For those of you new to cannabis, what’s inside of any variety of ganja can be a bit overwhelming. To help you navigate the sometimes seemingly endless array of weed-related jargon, we’ve prepared an intro for you on the primary source of all your favorite cannabis products: bud, or flower.
What is it?
Bud is the literal flower of the cannabis plant, thus why you may hear it called both bud and flower. It contains weed’s active ingredients: cannabinoids and terpenes.
Cannabinoids and the ECS
Cannabinoids are the chemicals secreted by the cannabis plant. Most people are familiar with the cannabinoid tetrahydrocannabinol, or THC, as it plays a primary role in cannabis’ psychoactive effects (it gets you stoned). However, there are actually at least 85 cannabinoids, each with a variety of psychoactive effects and/or therapeutic benefits.
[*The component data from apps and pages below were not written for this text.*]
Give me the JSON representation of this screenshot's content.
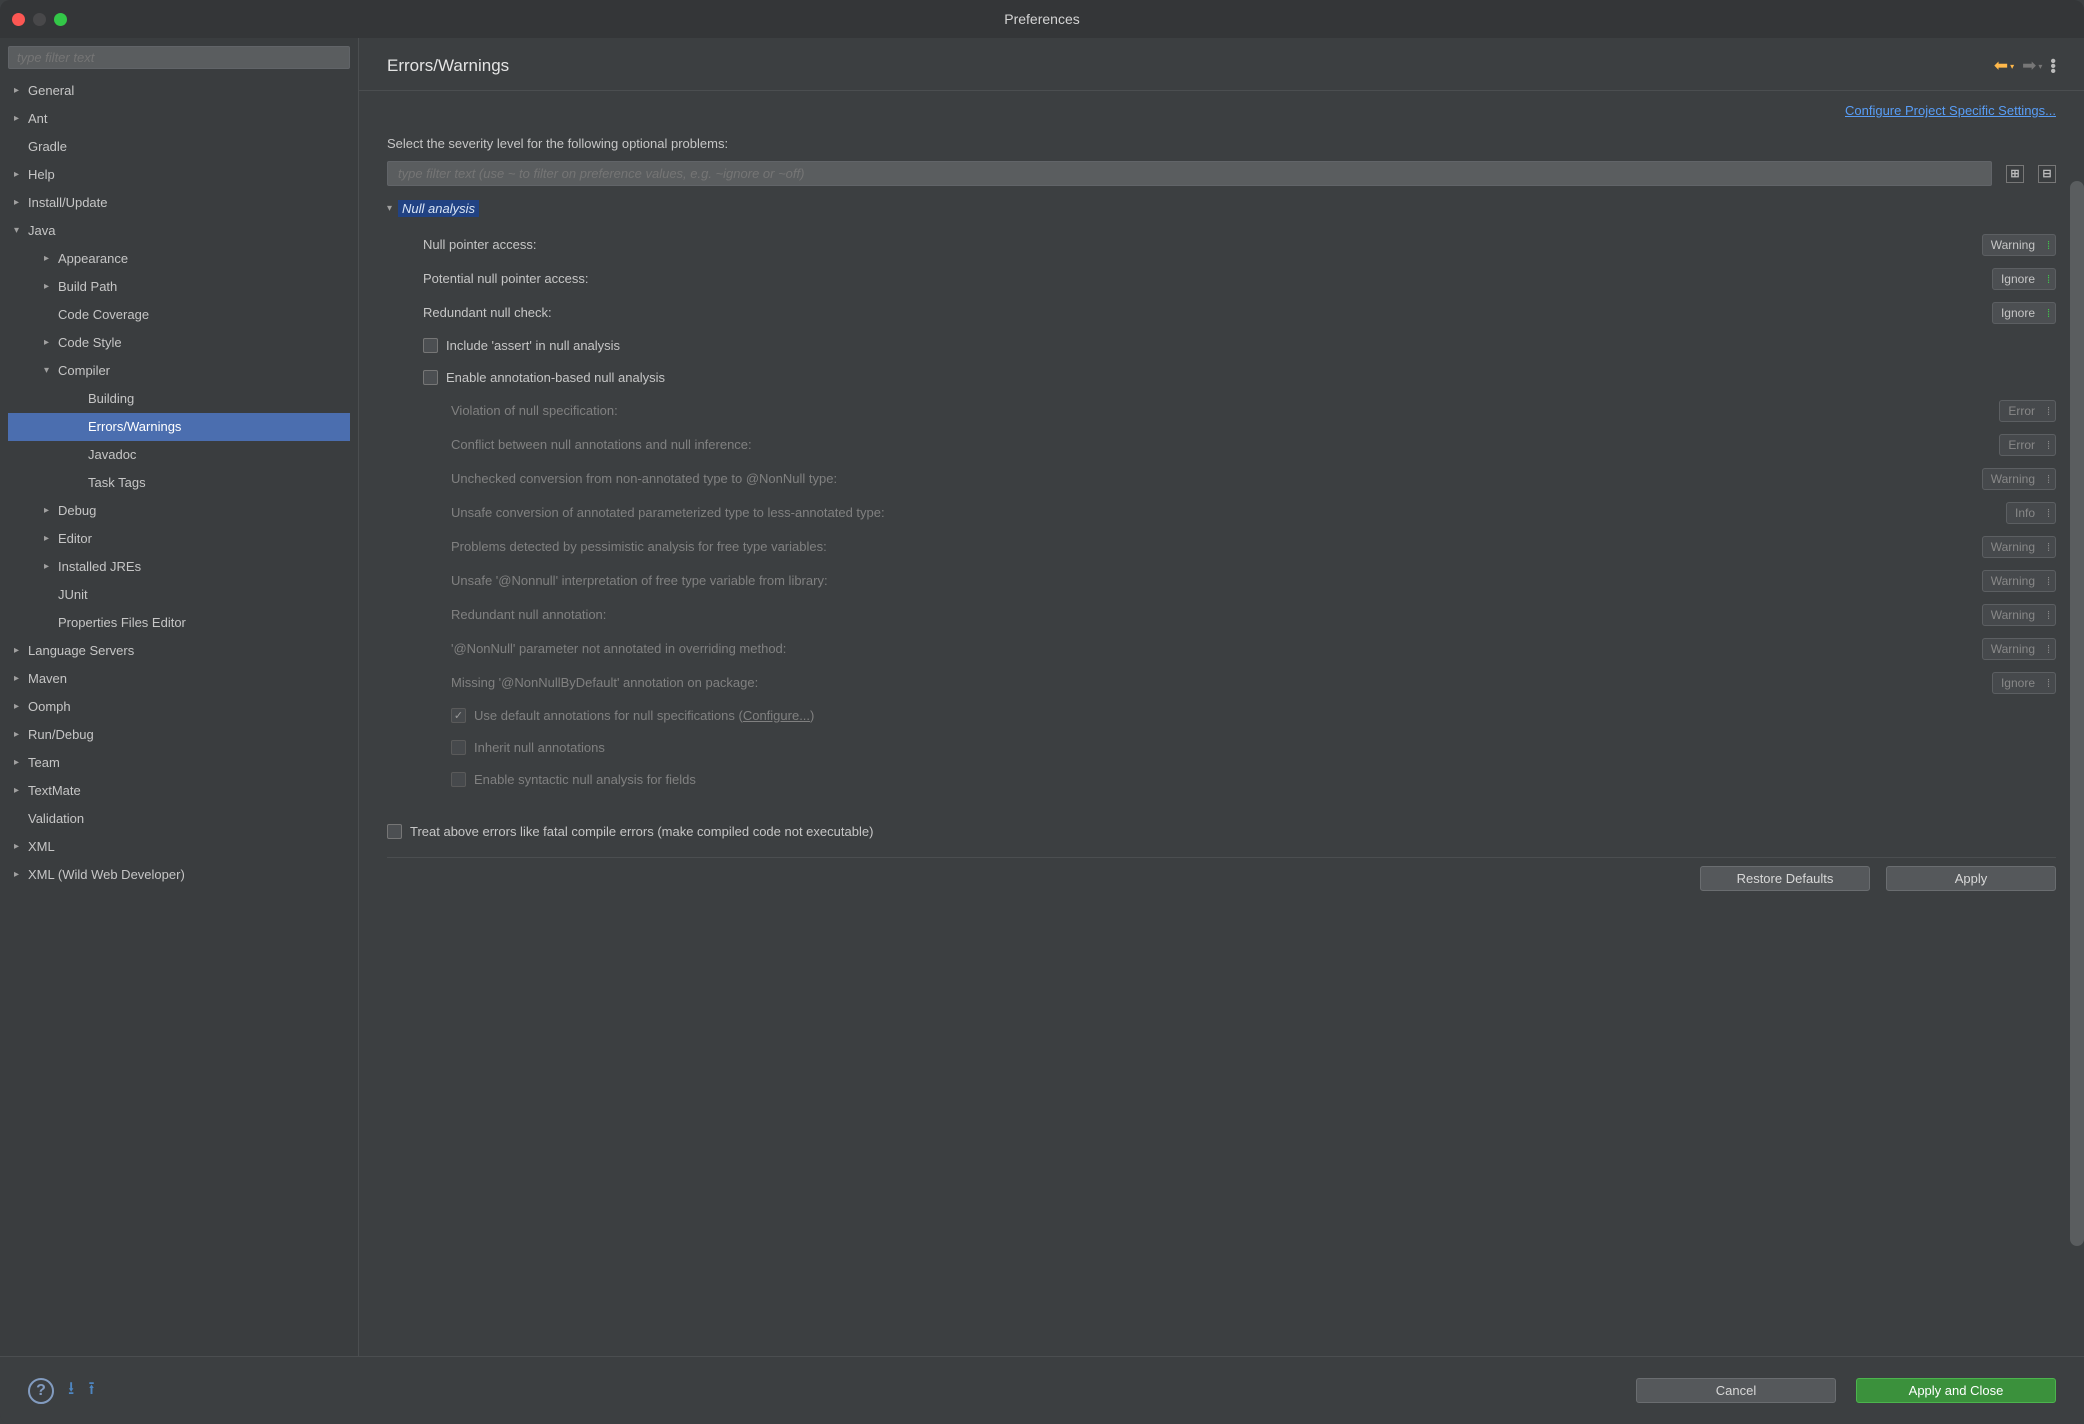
{
  "window_title": "Preferences",
  "sidebar_filter_placeholder": "type filter text",
  "tree": [
    {
      "label": "General",
      "indent": 0,
      "arrow": "▸"
    },
    {
      "label": "Ant",
      "indent": 0,
      "arrow": "▸"
    },
    {
      "label": "Gradle",
      "indent": 0,
      "arrow": " "
    },
    {
      "label": "Help",
      "indent": 0,
      "arrow": "▸"
    },
    {
      "label": "Install/Update",
      "indent": 0,
      "arrow": "▸"
    },
    {
      "label": "Java",
      "indent": 0,
      "arrow": "▾"
    },
    {
      "label": "Appearance",
      "indent": 1,
      "arrow": "▸"
    },
    {
      "label": "Build Path",
      "indent": 1,
      "arrow": "▸"
    },
    {
      "label": "Code Coverage",
      "indent": 1,
      "arrow": " "
    },
    {
      "label": "Code Style",
      "indent": 1,
      "arrow": "▸"
    },
    {
      "label": "Compiler",
      "indent": 1,
      "arrow": "▾"
    },
    {
      "label": "Building",
      "indent": 2,
      "arrow": " "
    },
    {
      "label": "Errors/Warnings",
      "indent": 2,
      "arrow": " ",
      "selected": true
    },
    {
      "label": "Javadoc",
      "indent": 2,
      "arrow": " "
    },
    {
      "label": "Task Tags",
      "indent": 2,
      "arrow": " "
    },
    {
      "label": "Debug",
      "indent": 1,
      "arrow": "▸"
    },
    {
      "label": "Editor",
      "indent": 1,
      "arrow": "▸"
    },
    {
      "label": "Installed JREs",
      "indent": 1,
      "arrow": "▸"
    },
    {
      "label": "JUnit",
      "indent": 1,
      "arrow": " "
    },
    {
      "label": "Properties Files Editor",
      "indent": 1,
      "arrow": " "
    },
    {
      "label": "Language Servers",
      "indent": 0,
      "arrow": "▸"
    },
    {
      "label": "Maven",
      "indent": 0,
      "arrow": "▸"
    },
    {
      "label": "Oomph",
      "indent": 0,
      "arrow": "▸"
    },
    {
      "label": "Run/Debug",
      "indent": 0,
      "arrow": "▸"
    },
    {
      "label": "Team",
      "indent": 0,
      "arrow": "▸"
    },
    {
      "label": "TextMate",
      "indent": 0,
      "arrow": "▸"
    },
    {
      "label": "Validation",
      "indent": 0,
      "arrow": " "
    },
    {
      "label": "XML",
      "indent": 0,
      "arrow": "▸"
    },
    {
      "label": "XML (Wild Web Developer)",
      "indent": 0,
      "arrow": "▸"
    }
  ],
  "page_title": "Errors/Warnings",
  "project_link": "Configure Project Specific Settings...",
  "description": "Select the severity level for the following optional problems:",
  "main_filter_placeholder": "type filter text (use ~ to filter on preference values, e.g. ~ignore or ~off)",
  "section_title": "Null analysis",
  "rows": {
    "null_pointer": {
      "label": "Null pointer access:",
      "value": "Warning"
    },
    "potential_null": {
      "label": "Potential null pointer access:",
      "value": "Ignore"
    },
    "redundant_check": {
      "label": "Redundant null check:",
      "value": "Ignore"
    },
    "include_assert": "Include 'assert' in null analysis",
    "enable_anno": "Enable annotation-based null analysis",
    "violation": {
      "label": "Violation of null specification:",
      "value": "Error"
    },
    "conflict": {
      "label": "Conflict between null annotations and null inference:",
      "value": "Error"
    },
    "unchecked": {
      "label": "Unchecked conversion from non-annotated type to @NonNull type:",
      "value": "Warning"
    },
    "unsafe_conv": {
      "label": "Unsafe conversion of annotated parameterized type to less-annotated type:",
      "value": "Info"
    },
    "pessimistic": {
      "label": "Problems detected by pessimistic analysis for free type variables:",
      "value": "Warning"
    },
    "unsafe_nonnull": {
      "label": "Unsafe '@Nonnull' interpretation of free type variable from library:",
      "value": "Warning"
    },
    "redundant_anno": {
      "label": "Redundant null annotation:",
      "value": "Warning"
    },
    "param_not_anno": {
      "label": "'@NonNull' parameter not annotated in overriding method:",
      "value": "Warning"
    },
    "missing_default": {
      "label": "Missing '@NonNullByDefault' annotation on package:",
      "value": "Ignore"
    },
    "use_default_prefix": "Use default annotations for null specifications (",
    "use_default_link": "Configure...",
    "use_default_suffix": ")",
    "inherit": "Inherit null annotations",
    "syntactic": "Enable syntactic null analysis for fields"
  },
  "treat_fatal": "Treat above errors like fatal compile errors (make compiled code not executable)",
  "buttons": {
    "restore": "Restore Defaults",
    "apply": "Apply",
    "cancel": "Cancel",
    "apply_close": "Apply and Close"
  }
}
Cannabinoids interact with your body via the endocannabinoid system, or ECS.
The ECS is endogenous to the human body. Your body produces its own version of cannabinoids: endocannabinoids. These help your body maintain homeostasis. How cannabinoids interact with your ECS and the endocannabinoids it produces will help determine both what kind of high you will get and what other therapeutic benefits the plant might yield.
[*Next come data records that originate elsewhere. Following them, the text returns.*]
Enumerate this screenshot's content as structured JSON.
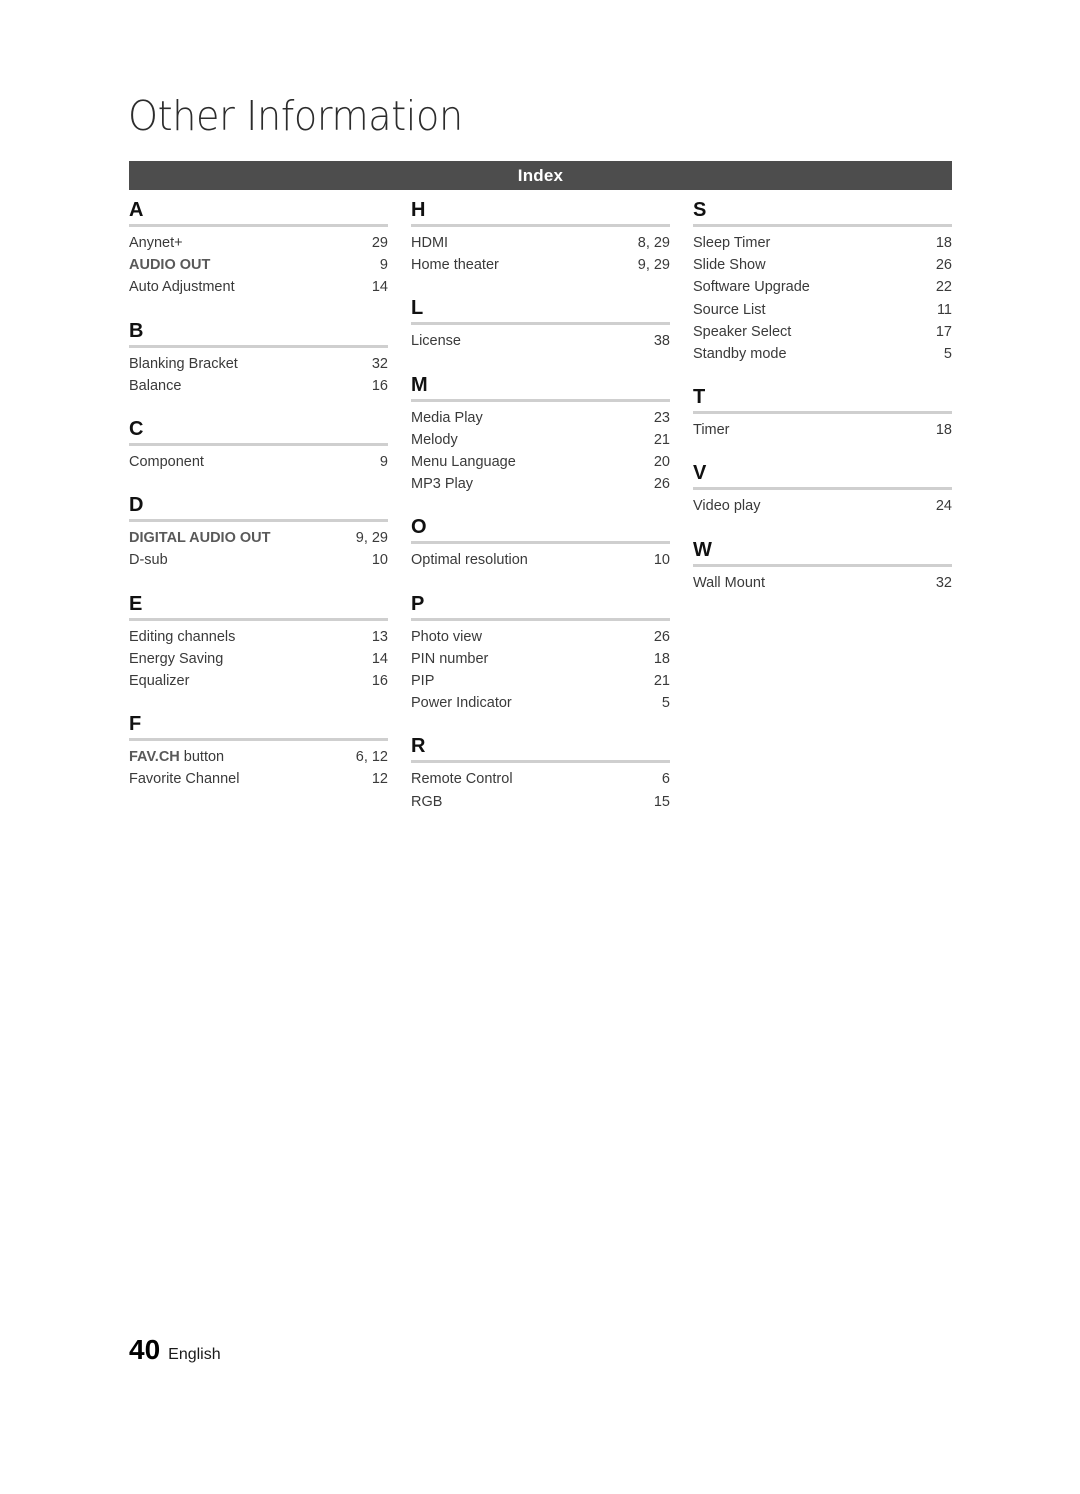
{
  "chapter": {
    "title": "Other Information"
  },
  "index": {
    "bar_label": "Index",
    "bar_color": "#4d4d4d",
    "rule_color": "#cfcfcf",
    "columns": [
      {
        "sections": [
          {
            "letter": "A",
            "entries": [
              {
                "label": "Anynet+",
                "page": "29",
                "bold": false
              },
              {
                "label": "AUDIO OUT",
                "page": "9",
                "bold": true
              },
              {
                "label": "Auto Adjustment",
                "page": "14",
                "bold": false
              }
            ]
          },
          {
            "letter": "B",
            "entries": [
              {
                "label": "Blanking Bracket",
                "page": "32",
                "bold": false
              },
              {
                "label": "Balance",
                "page": "16",
                "bold": false
              }
            ]
          },
          {
            "letter": "C",
            "entries": [
              {
                "label": "Component",
                "page": "9",
                "bold": false
              }
            ]
          },
          {
            "letter": "D",
            "entries": [
              {
                "label": "DIGITAL AUDIO OUT",
                "page": "9, 29",
                "bold": true
              },
              {
                "label": "D-sub",
                "page": "10",
                "bold": false
              }
            ]
          },
          {
            "letter": "E",
            "entries": [
              {
                "label": "Editing channels",
                "page": "13",
                "bold": false
              },
              {
                "label": "Energy Saving",
                "page": "14",
                "bold": false
              },
              {
                "label": "Equalizer",
                "page": "16",
                "bold": false
              }
            ]
          },
          {
            "letter": "F",
            "entries": [
              {
                "label": "FAV.CH",
                "suffix": " button",
                "page": "6, 12",
                "bold": true
              },
              {
                "label": "Favorite Channel",
                "page": "12",
                "bold": false
              }
            ]
          }
        ]
      },
      {
        "sections": [
          {
            "letter": "H",
            "entries": [
              {
                "label": "HDMI",
                "page": "8, 29",
                "bold": false
              },
              {
                "label": "Home theater",
                "page": "9, 29",
                "bold": false
              }
            ]
          },
          {
            "letter": "L",
            "entries": [
              {
                "label": "License",
                "page": "38",
                "bold": false
              }
            ]
          },
          {
            "letter": "M",
            "entries": [
              {
                "label": "Media Play",
                "page": "23",
                "bold": false
              },
              {
                "label": "Melody",
                "page": "21",
                "bold": false
              },
              {
                "label": "Menu Language",
                "page": "20",
                "bold": false
              },
              {
                "label": "MP3 Play",
                "page": "26",
                "bold": false
              }
            ]
          },
          {
            "letter": "O",
            "entries": [
              {
                "label": "Optimal resolution",
                "page": "10",
                "bold": false
              }
            ]
          },
          {
            "letter": "P",
            "entries": [
              {
                "label": "Photo view",
                "page": "26",
                "bold": false
              },
              {
                "label": "PIN number",
                "page": "18",
                "bold": false
              },
              {
                "label": "PIP",
                "page": "21",
                "bold": false
              },
              {
                "label": "Power Indicator",
                "page": "5",
                "bold": false
              }
            ]
          },
          {
            "letter": "R",
            "entries": [
              {
                "label": "Remote Control",
                "page": "6",
                "bold": false
              },
              {
                "label": "RGB",
                "page": "15",
                "bold": false
              }
            ]
          }
        ]
      },
      {
        "sections": [
          {
            "letter": "S",
            "entries": [
              {
                "label": "Sleep Timer",
                "page": "18",
                "bold": false
              },
              {
                "label": "Slide Show",
                "page": "26",
                "bold": false
              },
              {
                "label": "Software Upgrade",
                "page": "22",
                "bold": false
              },
              {
                "label": "Source List",
                "page": "11",
                "bold": false
              },
              {
                "label": "Speaker Select",
                "page": "17",
                "bold": false
              },
              {
                "label": "Standby mode",
                "page": "5",
                "bold": false
              }
            ]
          },
          {
            "letter": "T",
            "entries": [
              {
                "label": "Timer",
                "page": "18",
                "bold": false
              }
            ]
          },
          {
            "letter": "V",
            "entries": [
              {
                "label": "Video play",
                "page": "24",
                "bold": false
              }
            ]
          },
          {
            "letter": "W",
            "entries": [
              {
                "label": "Wall Mount",
                "page": "32",
                "bold": false
              }
            ]
          }
        ]
      }
    ]
  },
  "footer": {
    "page_number": "40",
    "language": "English"
  }
}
Terpenes are the essential oil of the cannabis plant. They’re what give each variety of bud its own distinctive smell. Terpenes affect the way in which cannabinoids interact with your ECS. They can alter your high, or provide additional therapeutic effects.
Cannabis intended for human consumption comes in two different species: Cannabis sativa and Cannabis indica. The third species, Cannabis ruderalis, contains too little cannabinoids and terpenes to be of much interest for cannabis consumers. These species refer to the plant’s phenotype — its easily observable traits, such as its appearance, smell, etc. Generally, sativas are known for their cerebral effects, and indicas for their soothing body effects.
However, since indica and sativa refer to the plant’s external, easily observable traits (and not its cannabinoid and terpene composition or its genetic makeup), it’s hard to say the exact effect of a cannabis plant of either species. Further, most cannabis today is some combination of the two, often referred to as a ‘hybrid’.
The strain of any cannabis plant refers to its genealogy (its parents, grandparents, etc.) A plant’s strain will tell you if it is an indica, sativa, or a combination of both. They are also generally indicative of its cannabinoid and terpene content, although this varies considerably from grower to grower.
We hope you’ve found this intro helpful. Keep an eye out for further introductory posts on different cannabis products and ingestion methods, and don’t forget to stop by Substance soon to put your weed knowledge to work!